• Instructions for the task: Return each line of the data that follows exactly as it reads.

• Input data:

•••

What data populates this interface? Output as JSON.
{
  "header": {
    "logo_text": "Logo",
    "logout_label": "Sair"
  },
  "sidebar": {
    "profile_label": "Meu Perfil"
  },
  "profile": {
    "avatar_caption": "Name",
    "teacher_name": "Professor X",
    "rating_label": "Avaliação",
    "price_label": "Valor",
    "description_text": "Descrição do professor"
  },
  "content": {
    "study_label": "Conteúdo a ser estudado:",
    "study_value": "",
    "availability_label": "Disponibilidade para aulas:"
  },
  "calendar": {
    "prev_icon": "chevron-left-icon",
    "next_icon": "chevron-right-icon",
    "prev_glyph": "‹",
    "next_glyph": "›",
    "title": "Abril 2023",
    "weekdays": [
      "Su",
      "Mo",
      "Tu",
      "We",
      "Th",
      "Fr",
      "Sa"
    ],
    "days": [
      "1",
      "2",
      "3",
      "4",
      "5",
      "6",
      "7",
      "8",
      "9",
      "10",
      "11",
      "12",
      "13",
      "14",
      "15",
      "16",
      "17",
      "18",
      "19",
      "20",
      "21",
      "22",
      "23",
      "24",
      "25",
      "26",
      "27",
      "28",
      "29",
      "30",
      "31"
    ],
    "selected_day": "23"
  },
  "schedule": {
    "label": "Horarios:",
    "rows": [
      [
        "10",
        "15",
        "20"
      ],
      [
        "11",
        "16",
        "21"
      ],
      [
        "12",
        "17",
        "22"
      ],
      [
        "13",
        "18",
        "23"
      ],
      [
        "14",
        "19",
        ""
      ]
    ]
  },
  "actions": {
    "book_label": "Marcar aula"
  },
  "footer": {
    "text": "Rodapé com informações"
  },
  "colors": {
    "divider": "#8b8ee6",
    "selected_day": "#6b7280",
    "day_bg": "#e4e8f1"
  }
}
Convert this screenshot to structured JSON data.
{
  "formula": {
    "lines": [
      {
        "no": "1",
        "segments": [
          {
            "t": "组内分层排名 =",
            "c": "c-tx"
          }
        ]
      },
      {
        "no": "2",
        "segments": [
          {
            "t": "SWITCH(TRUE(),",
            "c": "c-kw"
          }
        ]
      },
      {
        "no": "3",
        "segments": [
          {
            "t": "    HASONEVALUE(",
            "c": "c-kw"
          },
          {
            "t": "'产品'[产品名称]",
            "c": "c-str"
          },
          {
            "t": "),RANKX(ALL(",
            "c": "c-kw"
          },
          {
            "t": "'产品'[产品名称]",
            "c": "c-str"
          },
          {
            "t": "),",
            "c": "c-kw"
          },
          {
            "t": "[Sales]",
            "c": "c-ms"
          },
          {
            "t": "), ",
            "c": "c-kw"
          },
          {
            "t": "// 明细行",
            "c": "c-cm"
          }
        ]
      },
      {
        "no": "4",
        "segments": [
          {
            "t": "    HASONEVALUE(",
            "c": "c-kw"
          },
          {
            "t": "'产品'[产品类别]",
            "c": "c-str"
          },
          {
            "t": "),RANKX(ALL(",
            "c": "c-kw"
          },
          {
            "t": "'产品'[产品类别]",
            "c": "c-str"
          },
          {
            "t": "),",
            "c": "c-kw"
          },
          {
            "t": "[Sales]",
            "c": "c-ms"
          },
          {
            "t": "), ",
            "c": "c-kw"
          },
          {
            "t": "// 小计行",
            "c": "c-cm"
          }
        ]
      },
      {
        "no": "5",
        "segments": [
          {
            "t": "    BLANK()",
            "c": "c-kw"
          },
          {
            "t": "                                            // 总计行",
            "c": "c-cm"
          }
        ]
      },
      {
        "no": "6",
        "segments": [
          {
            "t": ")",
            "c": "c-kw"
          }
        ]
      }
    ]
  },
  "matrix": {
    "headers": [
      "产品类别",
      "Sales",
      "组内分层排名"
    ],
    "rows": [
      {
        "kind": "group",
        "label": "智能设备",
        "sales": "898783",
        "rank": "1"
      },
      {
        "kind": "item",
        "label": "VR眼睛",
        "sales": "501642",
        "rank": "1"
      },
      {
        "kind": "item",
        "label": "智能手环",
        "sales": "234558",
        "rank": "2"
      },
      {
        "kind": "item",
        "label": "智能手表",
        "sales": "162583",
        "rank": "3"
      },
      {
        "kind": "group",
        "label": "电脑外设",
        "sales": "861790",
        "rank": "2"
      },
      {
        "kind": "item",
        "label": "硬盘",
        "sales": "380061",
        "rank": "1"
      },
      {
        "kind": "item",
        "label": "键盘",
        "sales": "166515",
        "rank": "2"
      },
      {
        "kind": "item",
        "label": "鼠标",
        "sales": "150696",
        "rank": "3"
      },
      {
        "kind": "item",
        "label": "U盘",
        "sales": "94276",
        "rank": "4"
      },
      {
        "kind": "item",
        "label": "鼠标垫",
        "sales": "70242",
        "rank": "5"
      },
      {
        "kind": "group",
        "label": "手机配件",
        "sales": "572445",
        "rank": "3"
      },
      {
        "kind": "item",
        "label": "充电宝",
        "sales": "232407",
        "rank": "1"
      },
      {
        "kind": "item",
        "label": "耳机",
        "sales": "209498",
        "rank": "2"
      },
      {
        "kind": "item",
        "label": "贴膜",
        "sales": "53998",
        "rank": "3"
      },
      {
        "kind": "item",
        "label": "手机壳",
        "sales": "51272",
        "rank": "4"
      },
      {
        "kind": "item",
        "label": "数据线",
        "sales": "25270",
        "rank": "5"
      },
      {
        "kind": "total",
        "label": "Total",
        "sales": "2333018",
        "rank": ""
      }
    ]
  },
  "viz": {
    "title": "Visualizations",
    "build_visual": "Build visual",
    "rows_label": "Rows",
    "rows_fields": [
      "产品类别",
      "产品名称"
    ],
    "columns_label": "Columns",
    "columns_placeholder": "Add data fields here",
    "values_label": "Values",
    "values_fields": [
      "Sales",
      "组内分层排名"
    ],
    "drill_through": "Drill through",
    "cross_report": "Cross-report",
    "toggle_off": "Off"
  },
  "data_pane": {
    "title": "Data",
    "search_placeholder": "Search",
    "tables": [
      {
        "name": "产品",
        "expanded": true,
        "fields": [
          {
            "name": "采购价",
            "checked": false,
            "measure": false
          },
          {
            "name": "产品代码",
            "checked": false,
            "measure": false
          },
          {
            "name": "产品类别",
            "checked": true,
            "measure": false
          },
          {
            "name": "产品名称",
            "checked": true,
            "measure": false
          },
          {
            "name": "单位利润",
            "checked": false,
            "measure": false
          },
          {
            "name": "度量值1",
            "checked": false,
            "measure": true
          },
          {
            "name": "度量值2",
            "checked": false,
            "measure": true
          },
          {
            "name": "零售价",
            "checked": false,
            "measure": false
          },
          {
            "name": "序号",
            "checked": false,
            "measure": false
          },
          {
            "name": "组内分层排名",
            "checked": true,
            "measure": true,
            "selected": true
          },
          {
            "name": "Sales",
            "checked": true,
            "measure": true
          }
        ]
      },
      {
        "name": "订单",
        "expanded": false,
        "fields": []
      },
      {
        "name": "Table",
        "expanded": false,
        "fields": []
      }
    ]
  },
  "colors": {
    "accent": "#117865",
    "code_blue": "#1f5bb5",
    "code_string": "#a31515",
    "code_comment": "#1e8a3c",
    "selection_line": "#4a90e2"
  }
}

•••

• Answer for the task:
What data populates this interface? Output as JSON.
{
  "header": {
    "logo_text": "Logo",
    "logout_label": "Sair"
  },
  "sidebar": {
    "profile_label": "Meu Perfil"
  },
  "profile": {
    "avatar_caption": "Name",
    "teacher_name": "Professor X",
    "rating_label": "Avaliação",
    "price_label": "Valor",
    "description_text": "Descrição do professor"
  },
  "content": {
    "study_label": "Conteúdo a ser estudado:",
    "study_value": "",
    "availability_label": "Disponibilidade para aulas:"
  },
  "calendar": {
    "prev_icon": "chevron-left-icon",
    "next_icon": "chevron-right-icon",
    "prev_glyph": "‹",
    "next_glyph": "›",
    "title": "Abril 2023",
    "weekdays": [
      "Su",
      "Mo",
      "Tu",
      "We",
      "Th",
      "Fr",
      "Sa"
    ],
    "days": [
      "1",
      "2",
      "3",
      "4",
      "5",
      "6",
      "7",
      "8",
      "9",
      "10",
      "11",
      "12",
      "13",
      "14",
      "15",
      "16",
      "17",
      "18",
      "19",
      "20",
      "21",
      "22",
      "23",
      "24",
      "25",
      "26",
      "27",
      "28",
      "29",
      "30",
      "31"
    ],
    "selected_day": "23"
  },
  "schedule": {
    "label": "Horarios:",
    "rows": [
      [
        "10",
        "15",
        "20"
      ],
      [
        "11",
        "16",
        "21"
      ],
      [
        "12",
        "17",
        "22"
      ],
      [
        "13",
        "18",
        "23"
      ],
      [
        "14",
        "19",
        ""
      ]
    ]
  },
  "actions": {
    "book_label": "Marcar aula"
  },
  "footer": {
    "text": "Rodapé com informações"
  },
  "colors": {
    "divider": "#8b8ee6",
    "selected_day": "#6b7280",
    "day_bg": "#e4e8f1"
  }
}
Convert this screenshot to structured JSON data.
{
  "formula": {
    "lines": [
      {
        "no": "1",
        "segments": [
          {
            "t": "组内分层排名 =",
            "c": "c-tx"
          }
        ]
      },
      {
        "no": "2",
        "segments": [
          {
            "t": "SWITCH(TRUE(),",
            "c": "c-kw"
          }
        ]
      },
      {
        "no": "3",
        "segments": [
          {
            "t": "    HASONEVALUE(",
            "c": "c-kw"
          },
          {
            "t": "'产品'[产品名称]",
            "c": "c-str"
          },
          {
            "t": "),RANKX(ALL(",
            "c": "c-kw"
          },
          {
            "t": "'产品'[产品名称]",
            "c": "c-str"
          },
          {
            "t": "),",
            "c": "c-kw"
          },
          {
            "t": "[Sales]",
            "c": "c-ms"
          },
          {
            "t": "), ",
            "c": "c-kw"
          },
          {
            "t": "// 明细行",
            "c": "c-cm"
          }
        ]
      },
      {
        "no": "4",
        "segments": [
          {
            "t": "    HASONEVALUE(",
            "c": "c-kw"
          },
          {
            "t": "'产品'[产品类别]",
            "c": "c-str"
          },
          {
            "t": "),RANKX(ALL(",
            "c": "c-kw"
          },
          {
            "t": "'产品'[产品类别]",
            "c": "c-str"
          },
          {
            "t": "),",
            "c": "c-kw"
          },
          {
            "t": "[Sales]",
            "c": "c-ms"
          },
          {
            "t": "), ",
            "c": "c-kw"
          },
          {
            "t": "// 小计行",
            "c": "c-cm"
          }
        ]
      },
      {
        "no": "5",
        "segments": [
          {
            "t": "    BLANK()",
            "c": "c-kw"
          },
          {
            "t": "                                            // 总计行",
            "c": "c-cm"
          }
        ]
      },
      {
        "no": "6",
        "segments": [
          {
            "t": ")",
            "c": "c-kw"
          }
        ]
      }
    ]
  },
  "matrix": {
    "headers": [
      "产品类别",
      "Sales",
      "组内分层排名"
    ],
    "rows": [
      {
        "kind": "group",
        "label": "智能设备",
        "sales": "898783",
        "rank": "1"
      },
      {
        "kind": "item",
        "label": "VR眼睛",
        "sales": "501642",
        "rank": "1"
      },
      {
        "kind": "item",
        "label": "智能手环",
        "sales": "234558",
        "rank": "2"
      },
      {
        "kind": "item",
        "label": "智能手表",
        "sales": "162583",
        "rank": "3"
      },
      {
        "kind": "group",
        "label": "电脑外设",
        "sales": "861790",
        "rank": "2"
      },
      {
        "kind": "item",
        "label": "硬盘",
        "sales": "380061",
        "rank": "1"
      },
      {
        "kind": "item",
        "label": "键盘",
        "sales": "166515",
        "rank": "2"
      },
      {
        "kind": "item",
        "label": "鼠标",
        "sales": "150696",
        "rank": "3"
      },
      {
        "kind": "item",
        "label": "U盘",
        "sales": "94276",
        "rank": "4"
      },
      {
        "kind": "item",
        "label": "鼠标垫",
        "sales": "70242",
        "rank": "5"
      },
      {
        "kind": "group",
        "label": "手机配件",
        "sales": "572445",
        "rank": "3"
      },
      {
        "kind": "item",
        "label": "充电宝",
        "sales": "232407",
        "rank": "1"
      },
      {
        "kind": "item",
        "label": "耳机",
        "sales": "209498",
        "rank": "2"
      },
      {
        "kind": "item",
        "label": "贴膜",
        "sales": "53998",
        "rank": "3"
      },
      {
        "kind": "item",
        "label": "手机壳",
        "sales": "51272",
        "rank": "4"
      },
      {
        "kind": "item",
        "label": "数据线",
        "sales": "25270",
        "rank": "5"
      },
      {
        "kind": "total",
        "label": "Total",
        "sales": "2333018",
        "rank": ""
      }
    ]
  },
  "viz": {
    "title": "Visualizations",
    "build_visual": "Build visual",
    "rows_label": "Rows",
    "rows_fields": [
      "产品类别",
      "产品名称"
    ],
    "columns_label": "Columns",
    "columns_placeholder": "Add data fields here",
    "values_label": "Values",
    "values_fields": [
      "Sales",
      "组内分层排名"
    ],
    "drill_through": "Drill through",
    "cross_report": "Cross-report",
    "toggle_off": "Off"
  },
  "data_pane": {
    "title": "Data",
    "search_placeholder": "Search",
    "tables": [
      {
        "name": "产品",
        "expanded": true,
        "fields": [
          {
            "name": "采购价",
            "checked": false,
            "measure": false
          },
          {
            "name": "产品代码",
            "checked": false,
            "measure": false
          },
          {
            "name": "产品类别",
            "checked": true,
            "measure": false
          },
          {
            "name": "产品名称",
            "checked": true,
            "measure": false
          },
          {
            "name": "单位利润",
            "checked": false,
            "measure": false
          },
          {
            "name": "度量值1",
            "checked": false,
            "measure": true
          },
          {
            "name": "度量值2",
            "checked": false,
            "measure": true
          },
          {
            "name": "零售价",
            "checked": false,
            "measure": false
          },
          {
            "name": "序号",
            "checked": false,
            "measure": false
          },
          {
            "name": "组内分层排名",
            "checked": true,
            "measure": true,
            "selected": true
          },
          {
            "name": "Sales",
            "checked": true,
            "measure": true
          }
        ]
      },
      {
        "name": "订单",
        "expanded": false,
        "fields": []
      },
      {
        "name": "Table",
        "expanded": false,
        "fields": []
      }
    ]
  },
  "colors": {
    "accent": "#117865",
    "code_blue": "#1f5bb5",
    "code_string": "#a31515",
    "code_comment": "#1e8a3c",
    "selection_line": "#4a90e2"
  }
}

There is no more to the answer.